#### [YOUR GOAL]
Copy out the data so that nothing differs from the original.

** STUDY MATERIAL follows **

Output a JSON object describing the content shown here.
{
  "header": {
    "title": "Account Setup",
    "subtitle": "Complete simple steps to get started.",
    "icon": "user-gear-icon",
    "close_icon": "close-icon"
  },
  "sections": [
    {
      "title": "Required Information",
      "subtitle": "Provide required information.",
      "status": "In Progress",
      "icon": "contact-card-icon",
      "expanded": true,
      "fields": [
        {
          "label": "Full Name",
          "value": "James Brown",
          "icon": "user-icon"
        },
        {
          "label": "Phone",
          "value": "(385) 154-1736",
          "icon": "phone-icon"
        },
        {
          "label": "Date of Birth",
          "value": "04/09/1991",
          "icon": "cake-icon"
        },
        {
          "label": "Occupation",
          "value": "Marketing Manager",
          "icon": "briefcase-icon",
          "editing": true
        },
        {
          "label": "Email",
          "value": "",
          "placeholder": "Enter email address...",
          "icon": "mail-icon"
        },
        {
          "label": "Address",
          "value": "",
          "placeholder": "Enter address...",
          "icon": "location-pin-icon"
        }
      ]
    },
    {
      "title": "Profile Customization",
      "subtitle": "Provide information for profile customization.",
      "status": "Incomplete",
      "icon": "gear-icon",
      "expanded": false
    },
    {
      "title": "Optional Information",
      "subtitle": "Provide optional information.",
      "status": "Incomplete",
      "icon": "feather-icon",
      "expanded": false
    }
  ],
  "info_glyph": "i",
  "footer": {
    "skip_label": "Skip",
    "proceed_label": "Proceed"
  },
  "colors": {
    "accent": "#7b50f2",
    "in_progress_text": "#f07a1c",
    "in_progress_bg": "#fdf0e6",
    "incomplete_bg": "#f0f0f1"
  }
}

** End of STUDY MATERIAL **

#### [RESPONSE BOX]
Output a JSON object describing the content shown here.
{
  "header": {
    "title": "Account Setup",
    "subtitle": "Complete simple steps to get started.",
    "icon": "user-gear-icon",
    "close_icon": "close-icon"
  },
  "sections": [
    {
      "title": "Required Information",
      "subtitle": "Provide required information.",
      "status": "In Progress",
      "icon": "contact-card-icon",
      "expanded": true,
      "fields": [
        {
          "label": "Full Name",
          "value": "James Brown",
          "icon": "user-icon"
        },
        {
          "label": "Phone",
          "value": "(385) 154-1736",
          "icon": "phone-icon"
        },
        {
          "label": "Date of Birth",
          "value": "04/09/1991",
          "icon": "cake-icon"
        },
        {
          "label": "Occupation",
          "value": "Marketing Manager",
          "icon": "briefcase-icon",
          "editing": true
        },
        {
          "label": "Email",
          "value": "",
          "placeholder": "Enter email address...",
          "icon": "mail-icon"
        },
        {
          "label": "Address",
          "value": "",
          "placeholder": "Enter address...",
          "icon": "location-pin-icon"
        }
      ]
    },
    {
      "title": "Profile Customization",
      "subtitle": "Provide information for profile customization.",
      "status": "Incomplete",
      "icon": "gear-icon",
      "expanded": false
    },
    {
      "title": "Optional Information",
      "subtitle": "Provide optional information.",
      "status": "Incomplete",
      "icon": "feather-icon",
      "expanded": false
    }
  ],
  "info_glyph": "i",
  "footer": {
    "skip_label": "Skip",
    "proceed_label": "Proceed"
  },
  "colors": {
    "accent": "#7b50f2",
    "in_progress_text": "#f07a1c",
    "in_progress_bg": "#fdf0e6",
    "incomplete_bg": "#f0f0f1"
  }
}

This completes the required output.